“With two-thirds of new early-stage innovation firms emerging from Sydney, a greater focus needs to be placed on plans to involve the entire country in our nation’s innovation push,” Husic says.
“Federal Labor has taken the view that this grant needs sharper focus on work that will have a meaningful impact: mapping out ways for regional Australia to generate new firms and jobs beyond a few metropolitan cities.”
Husic has previously claimed that government funding of StartupAUS would compromise the group’s independence.
StartupAUS CEO Alex McCauley says he’s open to working with either side of politics, although the group will still decide what it researches.
“As always, our board of directors ultimately drives the research priorities of StartupAUS,” McCauley says.
“We look forward to working with whichever party forms the next government to agree on areas of importance to the national startup ecosystem, and to helping deliver insights into those areas.”
The government has already commissioned two StartupAUS reports on culture and entrepreneurship and an international analysis of entrepreneurial programs, with the first expected to be delivered by October.
Despite these reports now being in jeopardy, McCauley says it’s positive that both major parties are focusing on startups and innovation.
“We’re excited to be in a position where both sides of politics are passionate about commissioning credible, independent research into how to take this vital area of economic policy forward,” he says.

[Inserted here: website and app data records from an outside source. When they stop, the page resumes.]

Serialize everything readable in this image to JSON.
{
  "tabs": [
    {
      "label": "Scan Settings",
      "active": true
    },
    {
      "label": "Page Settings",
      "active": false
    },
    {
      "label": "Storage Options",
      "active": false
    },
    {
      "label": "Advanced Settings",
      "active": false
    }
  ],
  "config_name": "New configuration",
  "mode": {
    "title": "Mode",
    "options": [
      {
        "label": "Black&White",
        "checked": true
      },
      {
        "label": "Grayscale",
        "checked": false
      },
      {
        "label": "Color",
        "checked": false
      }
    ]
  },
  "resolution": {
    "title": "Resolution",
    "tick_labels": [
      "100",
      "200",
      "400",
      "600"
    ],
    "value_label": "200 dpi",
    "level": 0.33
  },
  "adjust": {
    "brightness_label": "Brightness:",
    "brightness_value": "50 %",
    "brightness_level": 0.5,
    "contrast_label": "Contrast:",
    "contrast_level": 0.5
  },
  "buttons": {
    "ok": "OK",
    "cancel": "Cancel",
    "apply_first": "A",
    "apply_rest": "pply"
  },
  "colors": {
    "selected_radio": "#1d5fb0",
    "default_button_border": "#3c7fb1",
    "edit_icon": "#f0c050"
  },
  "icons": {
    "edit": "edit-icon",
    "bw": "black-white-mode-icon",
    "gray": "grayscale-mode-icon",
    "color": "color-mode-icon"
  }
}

“StartupAUS will continue to work with both sides of politics to inform and advocate for the strongest possible startup policy outcomes.”